An academic reference from your tutor(s)

The Personal Statement

Personal Statement

What admissions tutors are looking for: 

  • Motivation, interest, and enjoyment of the subject area. 
  • Understanding of the course content.  It is not  expected that you will know everything - otherwise there would be no reason for further study, but having some knowledge of the area helps to prove your interest and enthusiasm for the course. 
  • Someone who can positively  contribute to the  university community. 

Your UCAS personal statement must be 4,000 characters or under, this equates to around 47 lines of text, or 650 words.

What to include in your personal statement:

How to structure your personal statement:

  1. Introduction
  • Explain why you would want to study the course 

2. Main body of application 

  • Expand on the reasoning of your choice of course 
  • What is it about the subject that you like? 
  • How are your current studies relevant to your chosen subject? 
  • What relevant knowledge skills and qualities do you have? 
  • Do you have any relevant work experience, what skills or knowledge have you obtained or developed from this? 
  • What other activities or hobbies do you take part in? 
  • What are your career plans?
  • If you are deferring your entry, explain why

3. Conclusion 

  • Provide a strong, positive and clear conclusion which ties up everything that you have previously mentioned in your personal statement. 
  • With being at the end of your personal statement, the conclusion will be what sticks in the mind of admissions  tutors, make it memorable! 

Do's and don'ts

Personal Statement do's 

  • Make sure your personal statement is relevant to your choices. 
  • Try not to overuse 'I' at the start of sentences. 
  • Provide examples to back up what you are saying. Focus particularly on demonstrating your teamwork, communication and academic skills. 
  • Start early, this gives you plenty of time for several drafts. 
  • Ask people to read it, and take their advice on board. 
  • Be positive.


Personal Statement don'ts 

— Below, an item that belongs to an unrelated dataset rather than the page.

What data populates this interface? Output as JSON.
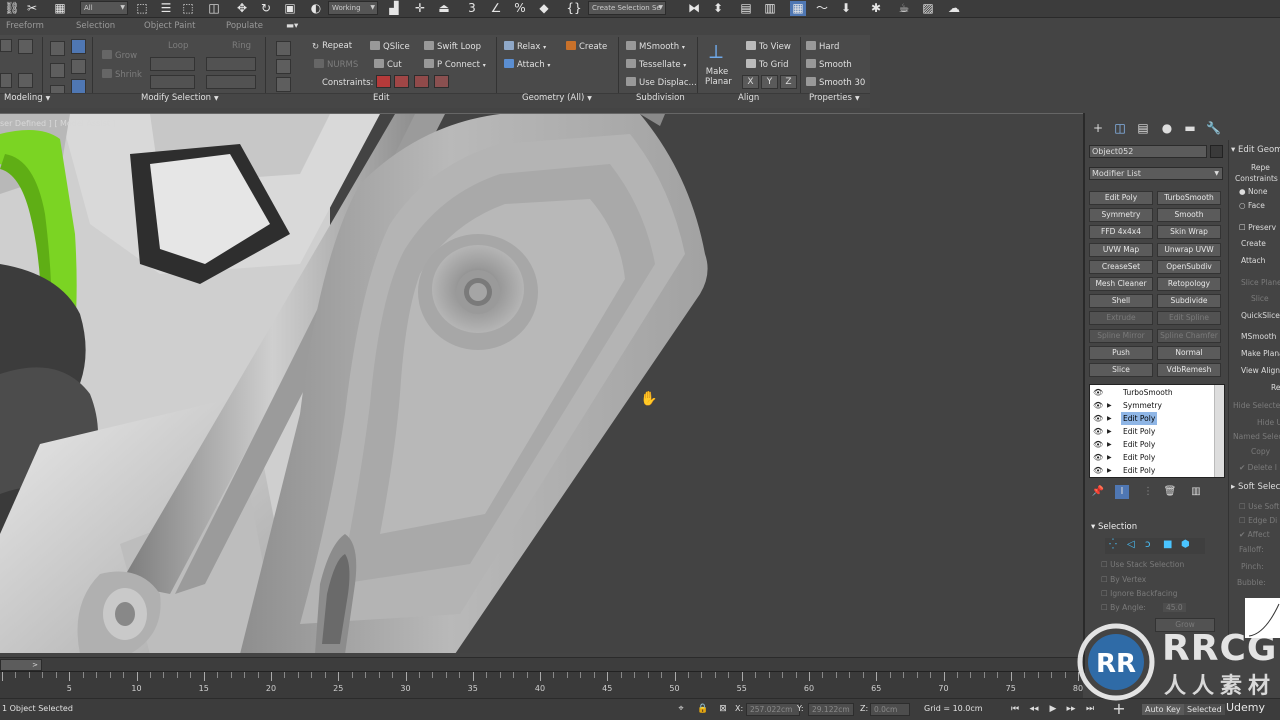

  • Try and use fancy language.  
  • Make simple mistakes -  Check your spelling and punctuation! 
  • Make things up or exaggerate to make yourself look better. These could come up in your interview. 
  • Copy someone else's personal statement. UCAS has similarity detection software,  which will catch  anyone who plagiarises.